I would like each line of the data that holds the word "Consumer" copied out.

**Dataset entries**

○ ○ ○ ○

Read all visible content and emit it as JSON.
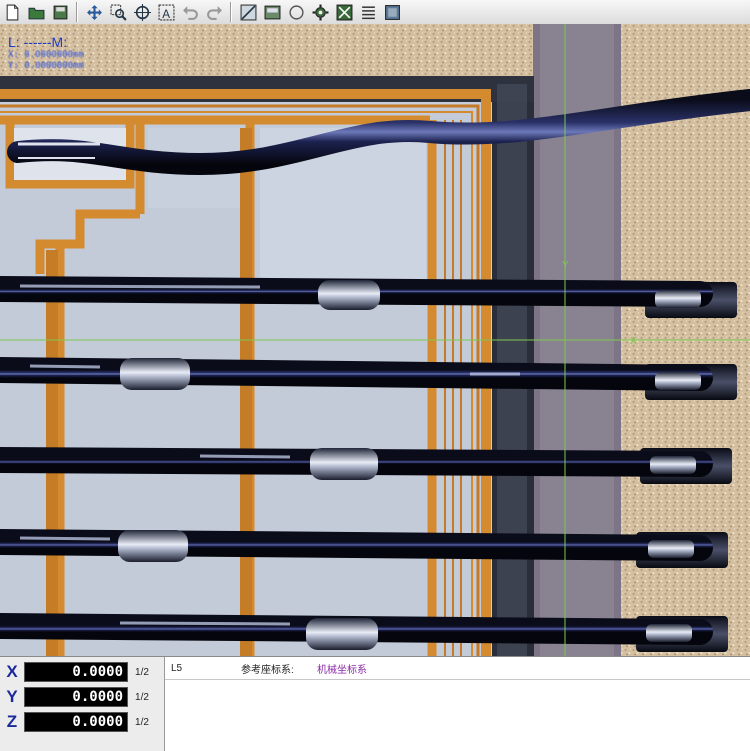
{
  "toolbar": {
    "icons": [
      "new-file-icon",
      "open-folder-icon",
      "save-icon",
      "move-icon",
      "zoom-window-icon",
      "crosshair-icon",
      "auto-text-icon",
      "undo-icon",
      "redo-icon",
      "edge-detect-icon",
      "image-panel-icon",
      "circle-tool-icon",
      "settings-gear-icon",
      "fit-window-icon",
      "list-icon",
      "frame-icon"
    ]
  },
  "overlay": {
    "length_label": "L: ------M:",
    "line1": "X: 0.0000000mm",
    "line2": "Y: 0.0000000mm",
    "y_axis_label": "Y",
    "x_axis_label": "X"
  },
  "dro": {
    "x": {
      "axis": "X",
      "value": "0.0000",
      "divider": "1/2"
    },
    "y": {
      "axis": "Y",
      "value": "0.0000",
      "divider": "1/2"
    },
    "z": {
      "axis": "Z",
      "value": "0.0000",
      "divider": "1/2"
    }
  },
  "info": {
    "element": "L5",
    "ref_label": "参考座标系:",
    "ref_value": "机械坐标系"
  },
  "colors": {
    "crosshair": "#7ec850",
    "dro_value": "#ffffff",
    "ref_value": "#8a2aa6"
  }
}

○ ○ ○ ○

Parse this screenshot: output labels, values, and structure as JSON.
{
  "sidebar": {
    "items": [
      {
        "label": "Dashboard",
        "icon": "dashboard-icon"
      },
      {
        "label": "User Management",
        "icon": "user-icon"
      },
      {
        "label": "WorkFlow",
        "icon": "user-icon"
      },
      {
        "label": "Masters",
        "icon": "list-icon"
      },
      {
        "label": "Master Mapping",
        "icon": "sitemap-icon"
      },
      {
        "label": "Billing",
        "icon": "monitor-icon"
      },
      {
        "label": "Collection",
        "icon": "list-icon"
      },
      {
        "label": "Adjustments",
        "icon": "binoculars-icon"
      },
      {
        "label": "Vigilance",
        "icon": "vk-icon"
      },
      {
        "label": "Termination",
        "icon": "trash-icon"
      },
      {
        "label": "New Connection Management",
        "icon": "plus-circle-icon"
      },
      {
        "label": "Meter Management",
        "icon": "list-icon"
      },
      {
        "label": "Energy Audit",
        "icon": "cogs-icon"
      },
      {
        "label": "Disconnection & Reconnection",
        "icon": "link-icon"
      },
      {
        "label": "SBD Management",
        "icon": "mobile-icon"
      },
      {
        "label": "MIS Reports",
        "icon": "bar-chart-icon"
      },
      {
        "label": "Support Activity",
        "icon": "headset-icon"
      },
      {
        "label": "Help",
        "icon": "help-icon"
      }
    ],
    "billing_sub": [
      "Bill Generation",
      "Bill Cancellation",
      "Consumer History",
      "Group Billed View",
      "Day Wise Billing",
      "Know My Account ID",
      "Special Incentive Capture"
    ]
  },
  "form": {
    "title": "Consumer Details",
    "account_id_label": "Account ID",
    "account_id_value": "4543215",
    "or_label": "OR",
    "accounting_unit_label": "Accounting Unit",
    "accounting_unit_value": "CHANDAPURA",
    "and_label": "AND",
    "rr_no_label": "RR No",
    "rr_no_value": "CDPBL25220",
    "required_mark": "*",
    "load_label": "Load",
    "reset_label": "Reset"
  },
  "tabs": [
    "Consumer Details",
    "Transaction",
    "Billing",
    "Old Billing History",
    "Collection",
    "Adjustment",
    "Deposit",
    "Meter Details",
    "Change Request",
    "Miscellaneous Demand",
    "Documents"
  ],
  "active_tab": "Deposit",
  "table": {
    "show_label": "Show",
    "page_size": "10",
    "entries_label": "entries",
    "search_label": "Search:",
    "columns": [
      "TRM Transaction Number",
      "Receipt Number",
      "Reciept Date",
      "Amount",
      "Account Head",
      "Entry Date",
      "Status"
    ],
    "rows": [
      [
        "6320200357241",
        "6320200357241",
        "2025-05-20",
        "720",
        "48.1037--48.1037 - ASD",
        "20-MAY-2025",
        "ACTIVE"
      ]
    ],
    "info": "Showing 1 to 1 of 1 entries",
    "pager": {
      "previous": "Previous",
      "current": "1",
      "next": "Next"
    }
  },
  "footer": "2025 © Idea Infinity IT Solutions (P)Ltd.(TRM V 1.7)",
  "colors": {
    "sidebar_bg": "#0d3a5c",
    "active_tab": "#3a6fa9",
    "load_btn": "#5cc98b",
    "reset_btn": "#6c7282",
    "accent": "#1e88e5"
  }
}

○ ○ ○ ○

**WRITTEN SOLUTION**
      "Consumer History",
    "title": "Consumer Details",
    "Consumer Details",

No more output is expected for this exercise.